There were 1,441 households, out of which 40.8% had children under the age of 18 living with them, 65.4% were married couples living together, 9.0% had a female householder with no husband present, and 22.6% were non-families. 18.5% of all households were made up of individuals, and 5.6% had someone living alone who was 65 years of age or older. The average household size was 2.68 and the average family size was 3.08.

In the CDP, the population was spread out, with 22.1% under the age of 18, 7.9% from 18 to 24, 43.3% from 25 to 44, 20.3% from 45 to 64, and 6.4% who were 65 years of age or older. The median age was 34 years. For every 100 females, there were 161.1 males. For every 100 females age 18 and over, there were 182.6 males.

The median income for a household in the CDP was $55,455, and the median income for a family was $67,083. Males had a median income of $50,225 versus $33,306 for females. The per capita income for the CDP was $20,470. About 2.7% of families and 2.6% of the population were below the poverty line, including 2.0% of those under age 18 and 6.5% of those age 65 or over.


This climatic region is typified by large seasonal temperature differences, with warm to hot (and often humid) summers and cold (sometimes severely cold) winters. According to the Köppen Climate Classification system, Freeland has a humid continental climate, abbreviated "Dfb" on climate maps.[10]


The main highway running through Freeland is M-47, which goes northbound to US-10, and southbound towards Thomas Township, Michigan, and Saginaw, Michigan
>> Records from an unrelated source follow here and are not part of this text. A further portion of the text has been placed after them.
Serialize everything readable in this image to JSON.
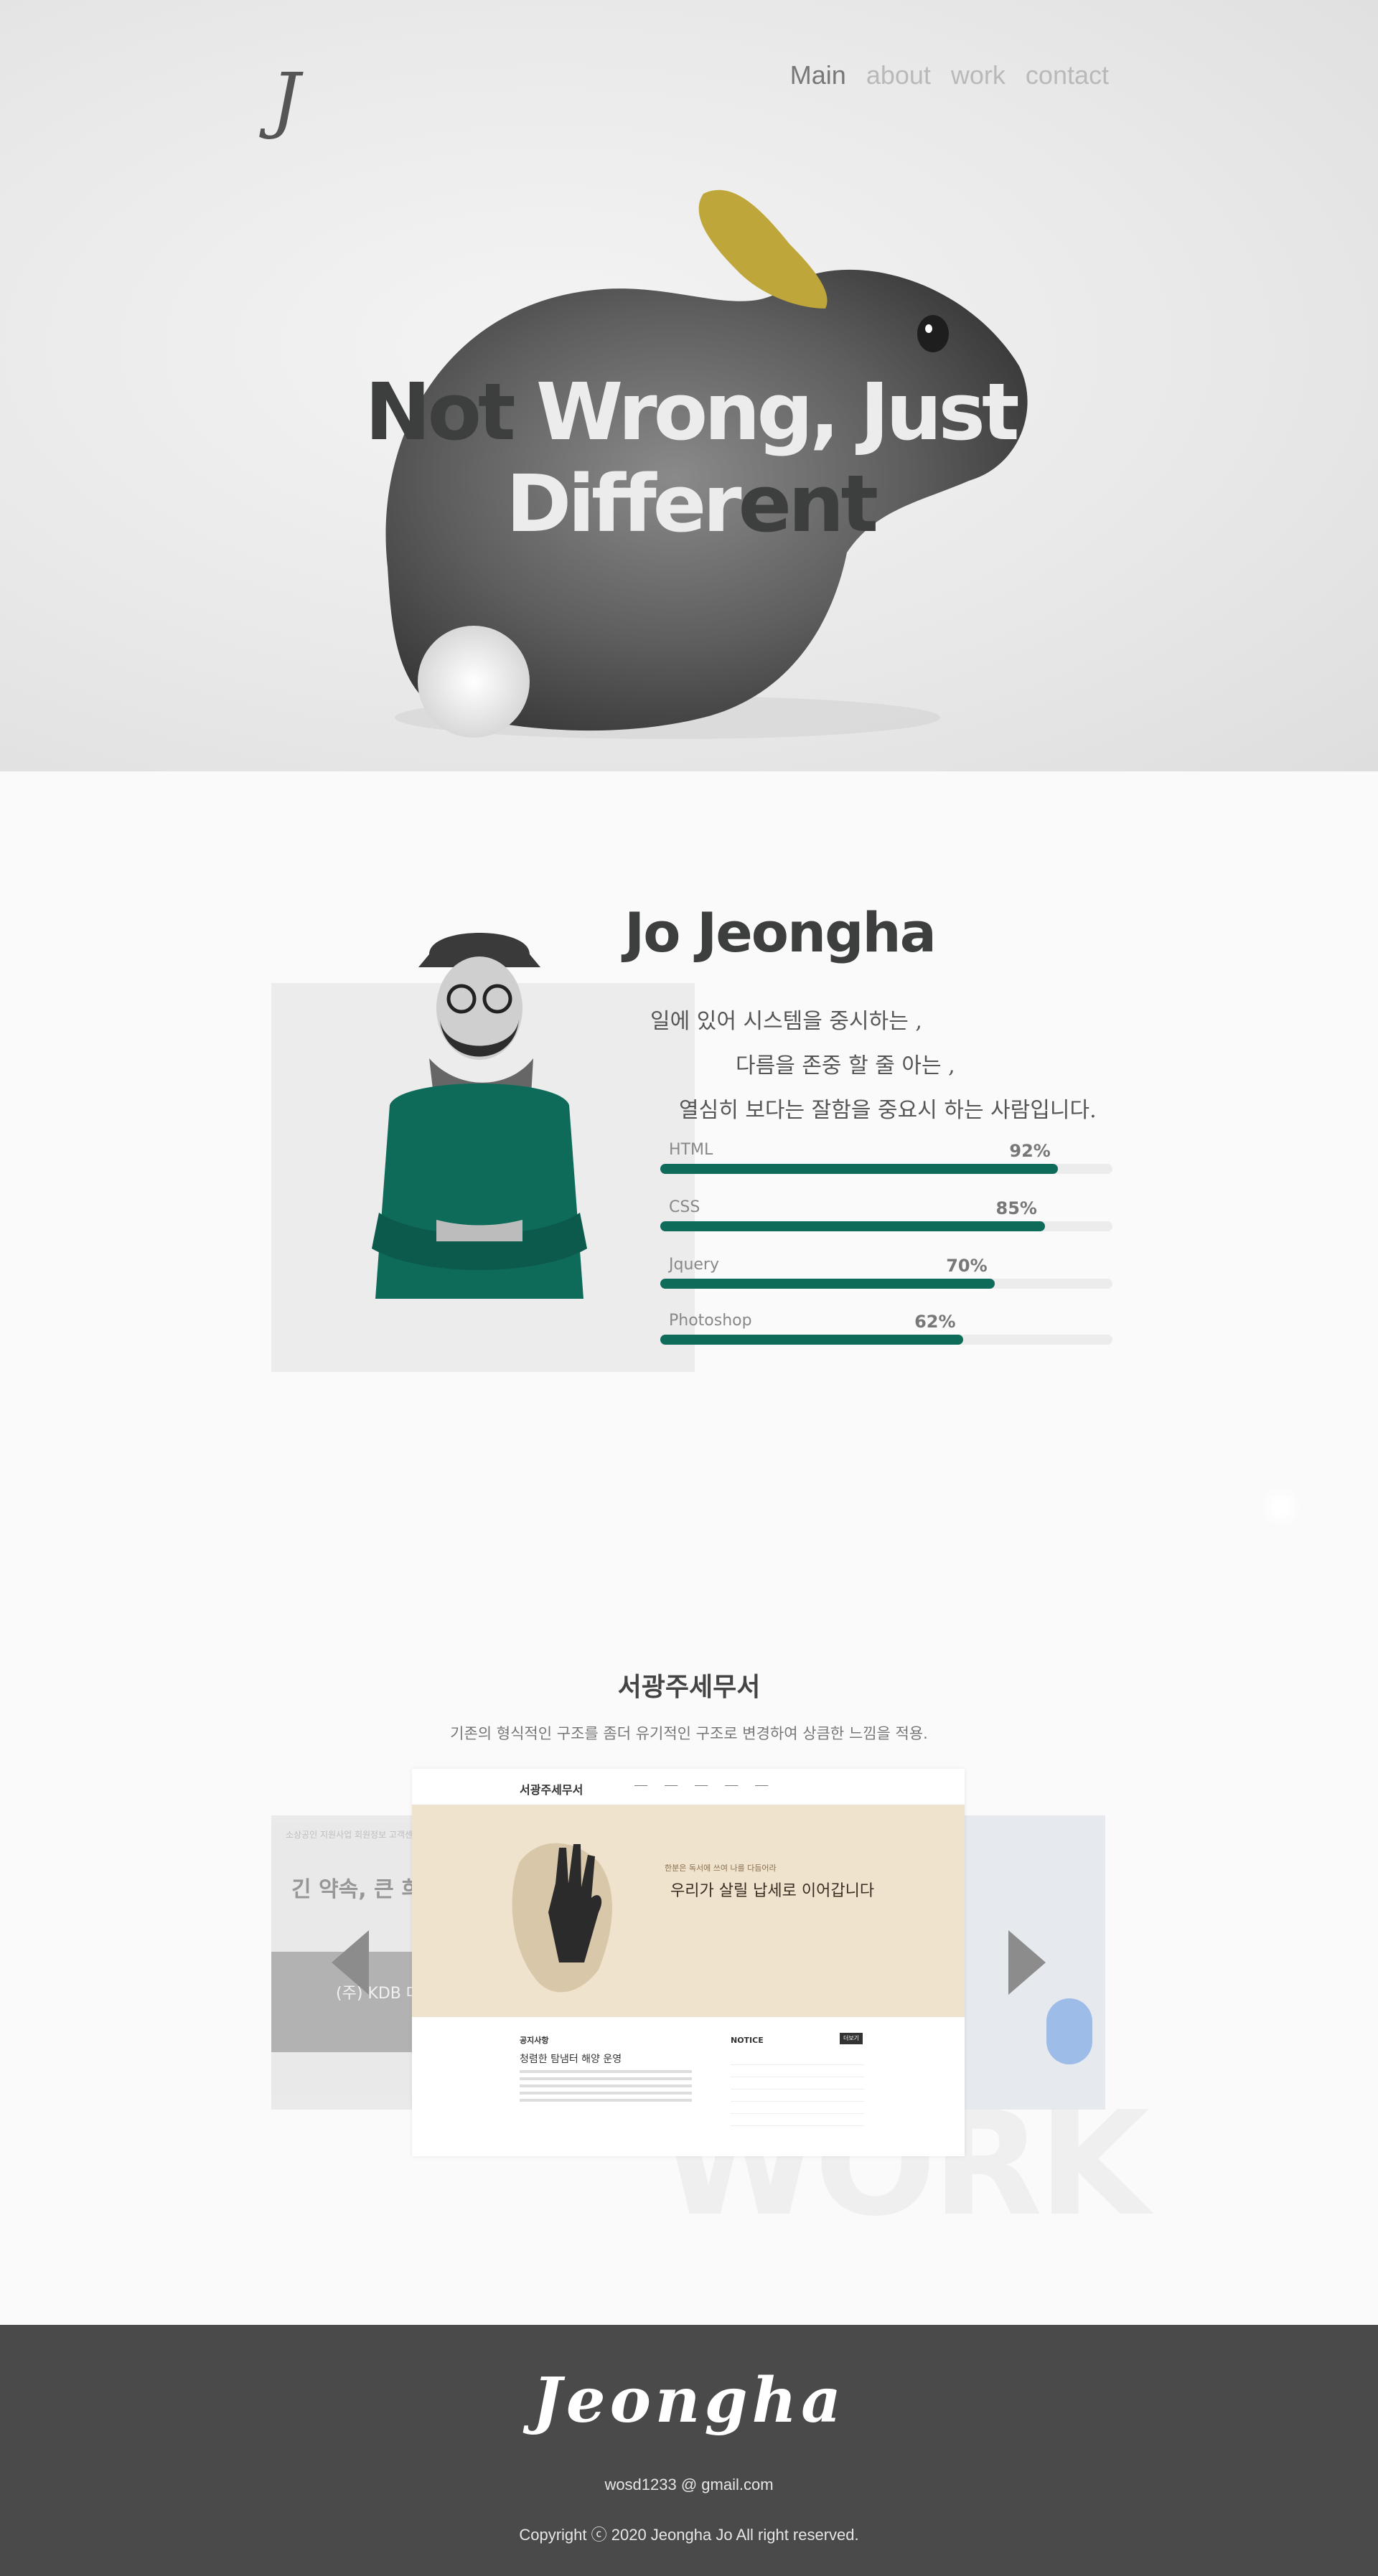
{
  "header": {
    "logo": "J",
    "nav": [
      {
        "label": "Main",
        "active": true
      },
      {
        "label": "about",
        "active": false
      },
      {
        "label": "work",
        "active": false
      },
      {
        "label": "contact",
        "active": false
      }
    ]
  },
  "hero": {
    "title_part1": "Not ",
    "title_part2": "Wrong, Just Differ",
    "title_part3": "ent"
  },
  "about": {
    "name": "Jo Jeongha",
    "intro_lines": [
      "일에 있어 시스템을 중시하는 ,",
      "다름을 존중 할 줄 아는 ,",
      "열심히 보다는 잘함을 중요시 하는 사람입니다."
    ],
    "skills": [
      {
        "label": "HTML",
        "percent_text": "92%",
        "value": 0.88
      },
      {
        "label": "CSS",
        "percent_text": "85%",
        "value": 0.85
      },
      {
        "label": "Jquery",
        "percent_text": "70%",
        "value": 0.74
      },
      {
        "label": "Photoshop",
        "percent_text": "62%",
        "value": 0.67
      }
    ],
    "accent_color": "#0e6b5a"
  },
  "work": {
    "title": "서광주세무서",
    "description": "기존의 형식적인 구조를 좀더 유기적인 구조로 변경하여 상큼한 느낌을 적용.",
    "watermark": "WORK",
    "main_site": {
      "logo": "서광주세무서",
      "banner_small": "한분은 독서에 쓰여 나를 다듬어라",
      "banner_main": "우리가 살릴 납세로 이어갑니다",
      "news_heading": "공지사항",
      "news_title": "청렴한 탐냄터 해양 운영",
      "notice_heading": "NOTICE",
      "notice_button": "더보기"
    },
    "left_site": {
      "nav": "소상공인 지원사업  회원정보  고객센터",
      "title": "긴 약속, 큰 희망",
      "band_text": "(주) KDB 대한 건강"
    }
  },
  "footer": {
    "name": "Jeongha",
    "email": "wosd1233 @ gmail.com",
    "copyright": "Copyright ⓒ 2020 Jeongha Jo All right reserved."
  }
}
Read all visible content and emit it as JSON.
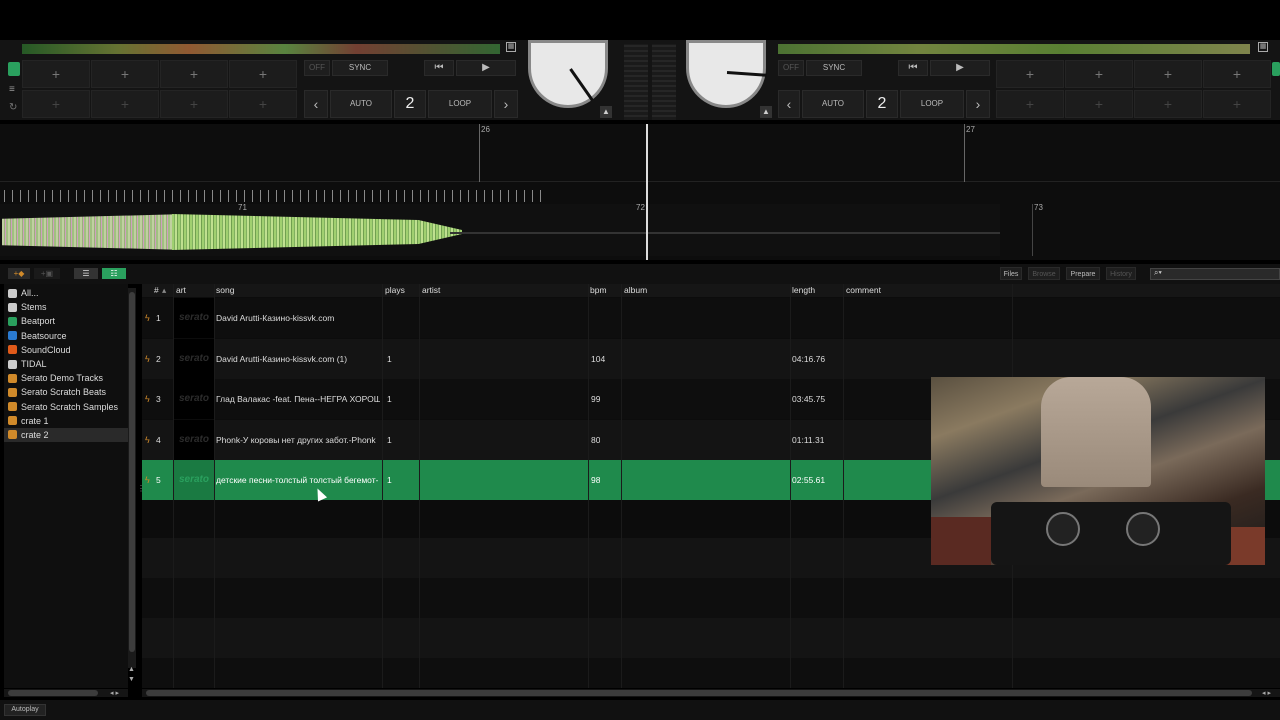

  1. ^ a b c U.S. Geological Survey Geographic Names Information System: Freeland, Michigan
  2. ^ "2020 U.S. Gazetteer Files". United States Census Bureau. Retrieved May 21, 2022.
  3. ^ a b "U.S. Census website". United States Census Bureau. Retrieved 2008-01-31.
  4. ^ Freeland CDP, Michigan - Reference Map - American FactFinder[permanent dead link], U.S. Census Bureau, 2000 census
  5. ^ 48623 5-Digit ZCTA, 486 3-Digit ZCTA - Reference Map - American FactFinder[permanent dead link], U.S. Census Bureau, 2000 census
  6. ^ Mills, James Cooke. History of Saginaw County. Saginaw, Michigan: Seemann & Peters, 1918. p. 12, 17, 381 to 385.
  7. ^ Romig, Walter (1986) [1973]. Michigan Place Names. Detroit, Michigan: Wayne State University Press. ISBN 0-8143-1838-X.
  8. ^ Moore, Charles. History of Michigan. Chicago, : The Lewis publishing company, 1915. p. 907
  9. ^ "Census of Population and Housing". Retrieved June 4, 2016.
  10. ^ Climate Summary for Freeland, Michigan

External links[edit]